In a news release and related press conference, the FAA proposed rules that would let companies operate drones under certain certain conditions that include:
- Drones can only be flown in daylight hours and within the direct line of site of the operator
- Operators must be at least 17 years old, pass an aeronautical knowledge test and obtain an FAA UAS operator certificate
- Drones must be under 55 pounds, can’t fly higher than 500 feet or faster than 100 mph, and can’t fly over people
- Drones can’t allow “any object to be dropped” — which would seem to kibosh Amazon’s plans for an airborne delivery service
It’s important to note that these rules are just a proposal, and are subject to a 60-day public comment process, which means the rules wouldn’t go into effect until 2016 at the earliest.
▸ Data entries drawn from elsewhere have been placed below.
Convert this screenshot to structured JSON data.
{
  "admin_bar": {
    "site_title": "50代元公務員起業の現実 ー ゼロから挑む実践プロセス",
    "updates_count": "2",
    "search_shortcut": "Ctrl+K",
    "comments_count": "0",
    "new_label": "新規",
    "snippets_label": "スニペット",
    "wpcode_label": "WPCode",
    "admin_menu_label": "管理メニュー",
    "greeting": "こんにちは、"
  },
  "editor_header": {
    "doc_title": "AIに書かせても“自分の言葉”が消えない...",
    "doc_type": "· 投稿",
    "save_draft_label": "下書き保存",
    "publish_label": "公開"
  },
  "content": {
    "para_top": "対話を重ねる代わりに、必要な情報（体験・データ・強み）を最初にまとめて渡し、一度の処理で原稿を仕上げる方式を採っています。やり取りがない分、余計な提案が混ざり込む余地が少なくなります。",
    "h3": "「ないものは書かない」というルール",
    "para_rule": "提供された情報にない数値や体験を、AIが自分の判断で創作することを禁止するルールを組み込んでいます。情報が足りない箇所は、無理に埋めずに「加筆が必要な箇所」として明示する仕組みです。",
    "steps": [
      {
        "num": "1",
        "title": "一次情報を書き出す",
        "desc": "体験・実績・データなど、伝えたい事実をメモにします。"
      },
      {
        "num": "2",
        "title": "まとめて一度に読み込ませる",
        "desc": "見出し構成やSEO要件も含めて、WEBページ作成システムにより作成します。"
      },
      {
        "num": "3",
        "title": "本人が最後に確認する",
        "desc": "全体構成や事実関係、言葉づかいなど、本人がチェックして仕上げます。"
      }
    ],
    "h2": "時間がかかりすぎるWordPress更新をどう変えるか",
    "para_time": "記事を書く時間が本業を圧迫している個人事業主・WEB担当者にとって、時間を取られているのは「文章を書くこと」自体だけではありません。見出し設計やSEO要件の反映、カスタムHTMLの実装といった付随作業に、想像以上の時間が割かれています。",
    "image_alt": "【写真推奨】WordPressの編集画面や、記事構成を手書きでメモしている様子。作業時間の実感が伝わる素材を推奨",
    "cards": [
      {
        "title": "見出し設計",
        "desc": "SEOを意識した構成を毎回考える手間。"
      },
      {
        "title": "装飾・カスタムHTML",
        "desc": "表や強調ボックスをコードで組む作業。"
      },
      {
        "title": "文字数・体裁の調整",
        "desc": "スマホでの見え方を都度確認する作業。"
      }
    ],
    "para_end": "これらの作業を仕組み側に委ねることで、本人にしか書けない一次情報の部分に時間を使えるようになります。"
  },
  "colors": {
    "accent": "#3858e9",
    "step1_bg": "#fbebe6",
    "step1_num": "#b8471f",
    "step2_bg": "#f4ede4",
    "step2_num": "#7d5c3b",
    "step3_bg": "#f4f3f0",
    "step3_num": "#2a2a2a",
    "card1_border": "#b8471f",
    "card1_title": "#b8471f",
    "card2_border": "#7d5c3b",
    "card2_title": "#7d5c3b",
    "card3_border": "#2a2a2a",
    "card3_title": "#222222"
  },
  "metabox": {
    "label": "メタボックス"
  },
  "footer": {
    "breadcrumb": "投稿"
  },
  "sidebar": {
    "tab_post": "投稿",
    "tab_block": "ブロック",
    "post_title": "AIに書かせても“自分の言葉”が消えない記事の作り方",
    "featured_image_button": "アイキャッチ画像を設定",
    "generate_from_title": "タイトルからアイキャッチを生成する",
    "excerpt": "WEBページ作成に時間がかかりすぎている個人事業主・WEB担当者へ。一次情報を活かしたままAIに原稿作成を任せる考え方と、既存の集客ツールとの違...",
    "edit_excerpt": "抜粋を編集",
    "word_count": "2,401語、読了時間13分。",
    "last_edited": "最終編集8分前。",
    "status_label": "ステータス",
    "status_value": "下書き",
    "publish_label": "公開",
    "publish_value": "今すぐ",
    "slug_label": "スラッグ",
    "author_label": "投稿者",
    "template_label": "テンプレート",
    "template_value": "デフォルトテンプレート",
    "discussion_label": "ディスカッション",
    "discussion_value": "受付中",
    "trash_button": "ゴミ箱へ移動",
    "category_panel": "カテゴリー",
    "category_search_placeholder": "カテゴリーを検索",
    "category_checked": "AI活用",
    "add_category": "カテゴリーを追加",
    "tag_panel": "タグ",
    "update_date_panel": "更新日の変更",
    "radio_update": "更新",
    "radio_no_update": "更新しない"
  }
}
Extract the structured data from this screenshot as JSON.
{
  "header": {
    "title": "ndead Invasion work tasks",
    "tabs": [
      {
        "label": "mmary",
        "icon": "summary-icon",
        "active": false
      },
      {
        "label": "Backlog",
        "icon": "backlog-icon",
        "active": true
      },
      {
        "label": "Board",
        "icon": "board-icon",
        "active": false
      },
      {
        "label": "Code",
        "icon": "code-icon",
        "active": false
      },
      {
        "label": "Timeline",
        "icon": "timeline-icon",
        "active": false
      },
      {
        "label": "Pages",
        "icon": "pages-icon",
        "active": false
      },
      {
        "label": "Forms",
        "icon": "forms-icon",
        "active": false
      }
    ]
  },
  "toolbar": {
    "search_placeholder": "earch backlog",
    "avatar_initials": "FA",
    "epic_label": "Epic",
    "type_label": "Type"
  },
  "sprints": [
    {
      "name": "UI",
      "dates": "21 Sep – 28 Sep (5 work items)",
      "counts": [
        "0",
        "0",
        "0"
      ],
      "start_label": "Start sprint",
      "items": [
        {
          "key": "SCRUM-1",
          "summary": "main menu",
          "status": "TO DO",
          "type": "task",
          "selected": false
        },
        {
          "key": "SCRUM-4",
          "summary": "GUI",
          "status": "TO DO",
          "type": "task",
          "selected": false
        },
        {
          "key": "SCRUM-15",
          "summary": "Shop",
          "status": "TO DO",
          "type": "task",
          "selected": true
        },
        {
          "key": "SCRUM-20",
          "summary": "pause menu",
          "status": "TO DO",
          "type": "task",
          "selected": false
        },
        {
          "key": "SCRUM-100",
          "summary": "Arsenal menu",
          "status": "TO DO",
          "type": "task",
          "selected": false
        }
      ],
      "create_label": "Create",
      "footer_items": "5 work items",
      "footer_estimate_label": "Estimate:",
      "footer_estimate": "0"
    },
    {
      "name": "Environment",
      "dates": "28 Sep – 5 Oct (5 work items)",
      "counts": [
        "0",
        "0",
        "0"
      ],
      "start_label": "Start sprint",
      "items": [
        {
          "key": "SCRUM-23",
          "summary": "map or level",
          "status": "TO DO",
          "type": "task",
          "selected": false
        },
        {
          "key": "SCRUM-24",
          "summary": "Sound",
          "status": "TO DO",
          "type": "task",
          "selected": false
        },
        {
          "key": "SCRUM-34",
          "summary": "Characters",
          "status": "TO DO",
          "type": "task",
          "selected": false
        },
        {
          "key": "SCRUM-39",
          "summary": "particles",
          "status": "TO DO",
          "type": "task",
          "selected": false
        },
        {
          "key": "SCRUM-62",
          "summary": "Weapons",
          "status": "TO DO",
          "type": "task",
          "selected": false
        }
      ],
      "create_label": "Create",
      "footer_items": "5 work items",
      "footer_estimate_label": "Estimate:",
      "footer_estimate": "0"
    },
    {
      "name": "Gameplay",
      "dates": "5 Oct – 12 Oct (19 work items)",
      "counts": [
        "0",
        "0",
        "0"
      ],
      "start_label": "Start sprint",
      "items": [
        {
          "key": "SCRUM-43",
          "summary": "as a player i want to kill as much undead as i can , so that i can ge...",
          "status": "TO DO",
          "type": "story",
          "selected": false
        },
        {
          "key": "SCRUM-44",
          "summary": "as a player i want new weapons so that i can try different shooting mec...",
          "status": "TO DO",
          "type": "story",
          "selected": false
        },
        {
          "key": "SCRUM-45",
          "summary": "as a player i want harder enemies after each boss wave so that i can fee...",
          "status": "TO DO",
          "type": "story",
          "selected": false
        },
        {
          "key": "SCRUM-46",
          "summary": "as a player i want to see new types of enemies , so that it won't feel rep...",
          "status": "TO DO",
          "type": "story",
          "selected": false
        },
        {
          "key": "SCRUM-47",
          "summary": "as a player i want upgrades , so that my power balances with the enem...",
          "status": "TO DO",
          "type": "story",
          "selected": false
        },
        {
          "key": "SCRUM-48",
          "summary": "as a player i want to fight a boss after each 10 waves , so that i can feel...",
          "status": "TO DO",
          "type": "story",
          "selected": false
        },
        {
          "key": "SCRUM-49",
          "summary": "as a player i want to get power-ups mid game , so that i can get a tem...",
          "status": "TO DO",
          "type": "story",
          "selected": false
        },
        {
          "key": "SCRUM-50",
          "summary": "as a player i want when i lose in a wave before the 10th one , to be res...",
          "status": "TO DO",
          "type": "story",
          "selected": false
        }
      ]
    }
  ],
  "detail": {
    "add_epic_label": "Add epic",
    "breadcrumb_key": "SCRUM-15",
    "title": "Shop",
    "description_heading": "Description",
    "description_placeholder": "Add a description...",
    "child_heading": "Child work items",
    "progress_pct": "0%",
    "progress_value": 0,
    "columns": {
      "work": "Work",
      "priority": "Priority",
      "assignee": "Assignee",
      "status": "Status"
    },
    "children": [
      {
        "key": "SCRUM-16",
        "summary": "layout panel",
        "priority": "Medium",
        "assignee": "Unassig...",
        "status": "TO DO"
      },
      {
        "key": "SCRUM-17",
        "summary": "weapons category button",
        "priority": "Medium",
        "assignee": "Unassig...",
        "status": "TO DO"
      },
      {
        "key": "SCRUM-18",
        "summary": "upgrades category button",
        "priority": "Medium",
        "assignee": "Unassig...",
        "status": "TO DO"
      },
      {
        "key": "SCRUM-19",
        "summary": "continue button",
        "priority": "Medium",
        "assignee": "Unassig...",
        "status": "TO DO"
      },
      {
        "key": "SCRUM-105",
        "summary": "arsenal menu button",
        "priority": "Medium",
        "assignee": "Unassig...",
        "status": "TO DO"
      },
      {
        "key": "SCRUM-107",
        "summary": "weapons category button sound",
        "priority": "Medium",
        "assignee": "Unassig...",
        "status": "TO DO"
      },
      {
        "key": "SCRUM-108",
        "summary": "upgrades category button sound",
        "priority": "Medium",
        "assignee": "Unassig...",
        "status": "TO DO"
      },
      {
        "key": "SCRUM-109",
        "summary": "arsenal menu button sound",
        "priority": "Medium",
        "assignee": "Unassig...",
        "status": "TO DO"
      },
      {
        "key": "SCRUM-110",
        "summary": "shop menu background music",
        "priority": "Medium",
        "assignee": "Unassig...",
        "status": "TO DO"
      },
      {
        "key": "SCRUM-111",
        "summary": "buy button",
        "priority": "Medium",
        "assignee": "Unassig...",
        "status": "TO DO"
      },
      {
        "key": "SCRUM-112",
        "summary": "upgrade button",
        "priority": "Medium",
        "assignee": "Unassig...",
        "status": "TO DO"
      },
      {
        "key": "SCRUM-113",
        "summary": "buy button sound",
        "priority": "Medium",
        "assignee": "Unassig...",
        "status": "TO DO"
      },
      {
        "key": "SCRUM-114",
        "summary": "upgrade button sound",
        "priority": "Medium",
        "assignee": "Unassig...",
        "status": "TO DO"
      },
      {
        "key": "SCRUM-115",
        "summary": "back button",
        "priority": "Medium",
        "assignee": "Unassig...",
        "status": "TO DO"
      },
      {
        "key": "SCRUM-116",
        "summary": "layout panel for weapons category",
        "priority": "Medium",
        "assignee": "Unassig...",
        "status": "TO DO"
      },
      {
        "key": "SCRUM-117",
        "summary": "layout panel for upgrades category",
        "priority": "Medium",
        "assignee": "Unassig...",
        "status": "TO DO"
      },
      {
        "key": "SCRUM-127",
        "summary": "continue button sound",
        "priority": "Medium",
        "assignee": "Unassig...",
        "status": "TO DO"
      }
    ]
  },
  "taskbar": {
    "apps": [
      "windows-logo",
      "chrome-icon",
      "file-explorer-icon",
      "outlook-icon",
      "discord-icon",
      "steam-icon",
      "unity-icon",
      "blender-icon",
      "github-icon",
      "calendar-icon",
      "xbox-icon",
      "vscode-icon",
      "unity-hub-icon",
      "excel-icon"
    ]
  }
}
Drone experts are pleased that the long-overdue rules are moving forward. Many in the industry, however, are likely to be frustrated by the proposed line-of-sight rule, which could preclude long distance flights, and restrict the use of the drone’s remote cameras for search-and-rescue and other operations.
One bright spot in the rules, though, is the FAA’s nod to so-called “micro drone” regulations of the sort proposed last summer by lawyer Brendan Schulman:
“The proposed rule also includes extensive discussion of the possibility of an additional, more flexible framework for “micro” UAS under 4.4 pounds,” said the news release, which also alluded to the creation of special drone “innovation zones.”
If the “micro drone” plan goes forward, it could open a window for the likes of Amazon and Google to use devices under 4.4 pounds to go forward with their drone delivery ambitions.
Meanwhile, the new announcement does not affect current policy on drone use by hobbyists, whose antics — including crashing their machines on the White House lawn and into a Yellowstone geyser — have made unmanned aircraft a high-profile issue.
As for commercial use, companies will for now continue to have to seek waivers from the FAA. Currently, only a handful of such waivers, which come with onerous restrictions, have been granted — even as other countries, like France (where the post office is testing delivery drones) and Canada, are supporting wave of new drone-based industries.
An FAA spokesperson said by phone that the odd timing of the release (on a Sunday morning of a long weekend) was related to a leak on Friday of an internal agency study that suggested drones could offer significant benefits to the U.S. economy.
Meanwhile, the White House also put out an executive order today to promote responsible drone use.